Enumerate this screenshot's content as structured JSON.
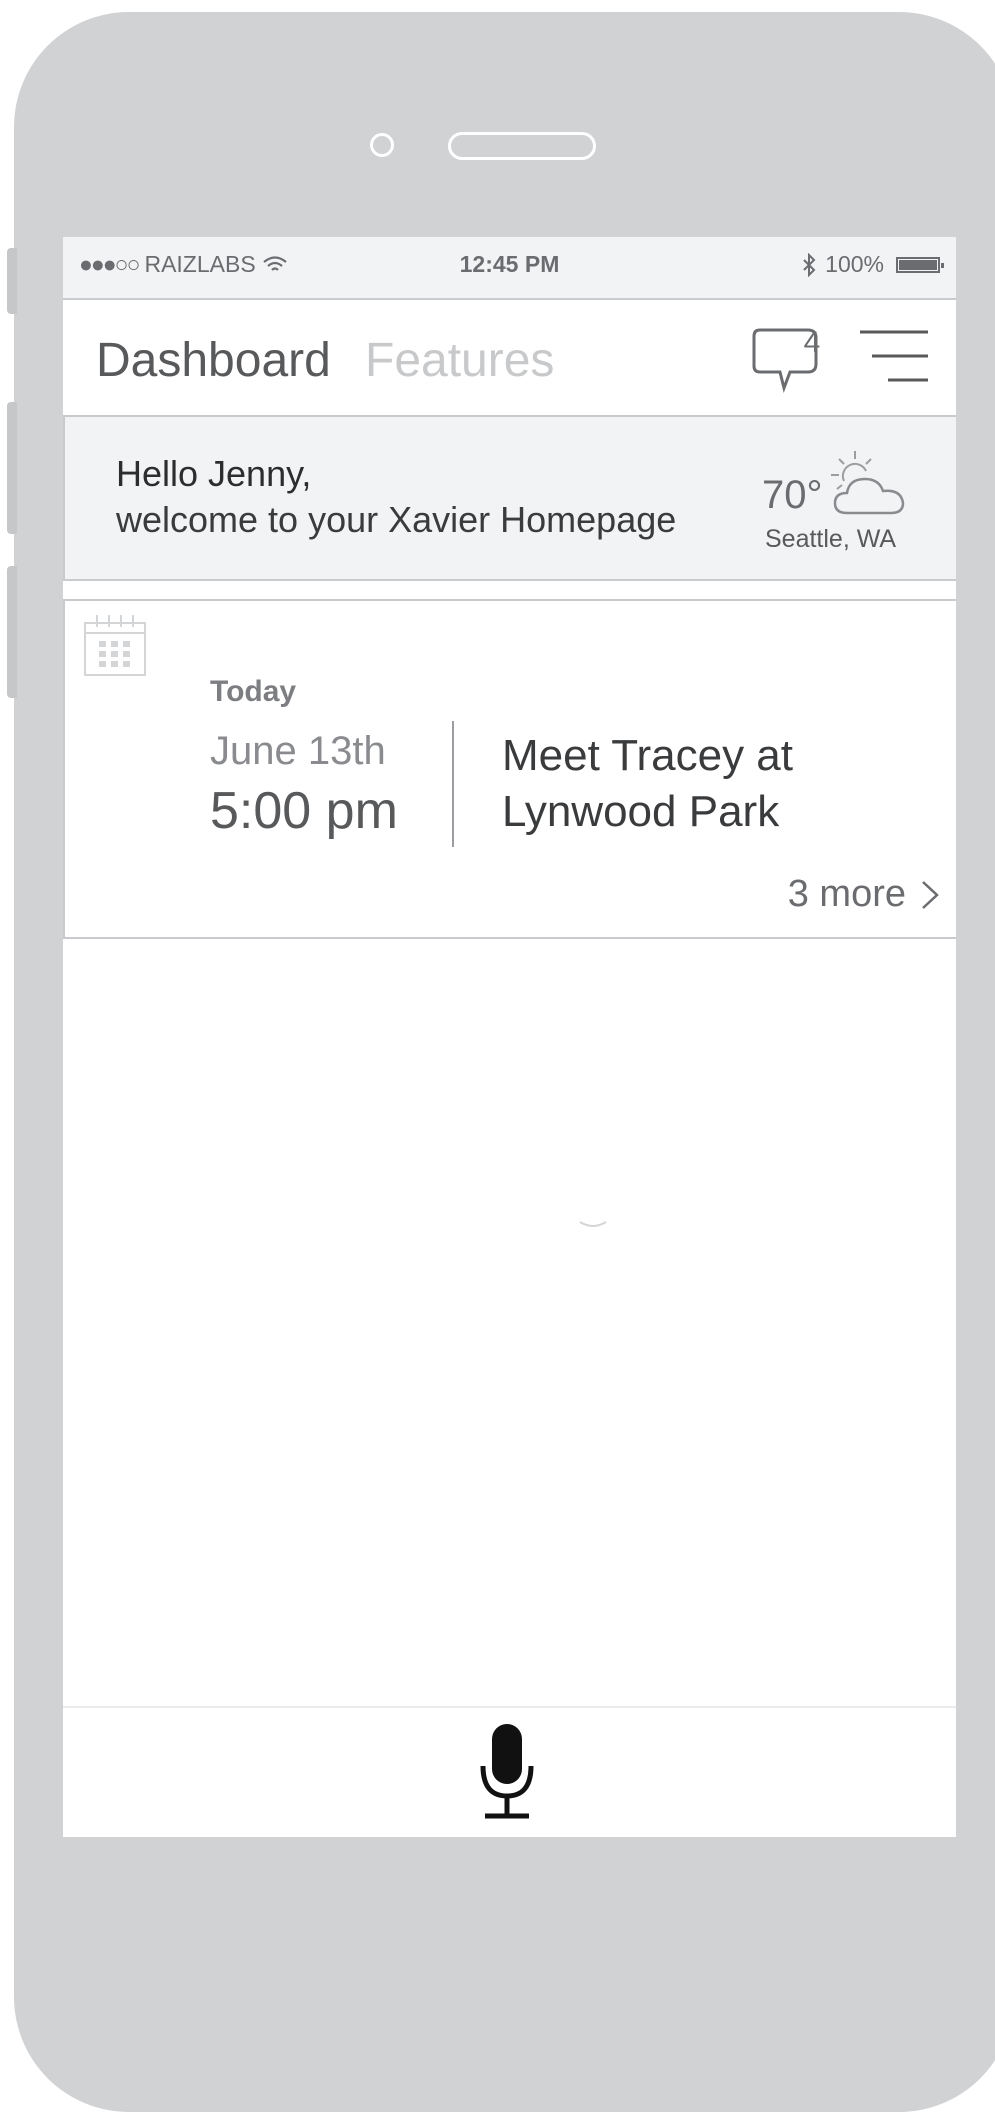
{
  "status_bar": {
    "signal_dots": "●●●○○",
    "carrier": "RAIZLABS",
    "wifi_icon": "wifi-icon",
    "time": "12:45 PM",
    "bluetooth_icon": "bluetooth-icon",
    "battery_text": "100%",
    "battery_level": 1.0
  },
  "nav": {
    "tab_dashboard": "Dashboard",
    "tab_features": "Features",
    "messages_badge": "4",
    "messages_icon": "chat-bubble-icon",
    "menu_icon": "hamburger-menu-icon"
  },
  "greeting": {
    "line1": "Hello Jenny,",
    "line2": "welcome to your Xavier Homepage",
    "temperature": "70°",
    "weather_icon": "partly-cloudy-icon",
    "location": "Seattle, WA"
  },
  "event_card": {
    "calendar_icon": "calendar-icon",
    "day_label": "Today",
    "date": "June 13th",
    "time": "5:00 pm",
    "title_line1": "Meet Tracey at",
    "title_line2": "Lynwood Park",
    "more_label": "3 more",
    "more_icon": "chevron-right-icon"
  },
  "voice": {
    "mic_icon": "microphone-icon"
  },
  "colors": {
    "device_frame": "#d1d2d4",
    "status_bg": "#f2f3f5",
    "primary_text": "#58595b",
    "inactive_tab": "#c8c9cb",
    "border": "#c9cacd"
  }
}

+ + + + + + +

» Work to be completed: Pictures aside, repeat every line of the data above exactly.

» Answer area:
Enumerate this screenshot's content as structured JSON.
{
  "status_bar": {
    "signal_dots": "●●●○○",
    "carrier": "RAIZLABS",
    "wifi_icon": "wifi-icon",
    "time": "12:45 PM",
    "bluetooth_icon": "bluetooth-icon",
    "battery_text": "100%",
    "battery_level": 1.0
  },
  "nav": {
    "tab_dashboard": "Dashboard",
    "tab_features": "Features",
    "messages_badge": "4",
    "messages_icon": "chat-bubble-icon",
    "menu_icon": "hamburger-menu-icon"
  },
  "greeting": {
    "line1": "Hello Jenny,",
    "line2": "welcome to your Xavier Homepage",
    "temperature": "70°",
    "weather_icon": "partly-cloudy-icon",
    "location": "Seattle, WA"
  },
  "event_card": {
    "calendar_icon": "calendar-icon",
    "day_label": "Today",
    "date": "June 13th",
    "time": "5:00 pm",
    "title_line1": "Meet Tracey at",
    "title_line2": "Lynwood Park",
    "more_label": "3 more",
    "more_icon": "chevron-right-icon"
  },
  "voice": {
    "mic_icon": "microphone-icon"
  },
  "colors": {
    "device_frame": "#d1d2d4",
    "status_bg": "#f2f3f5",
    "primary_text": "#58595b",
    "inactive_tab": "#c8c9cb",
    "border": "#c9cacd"
  }
}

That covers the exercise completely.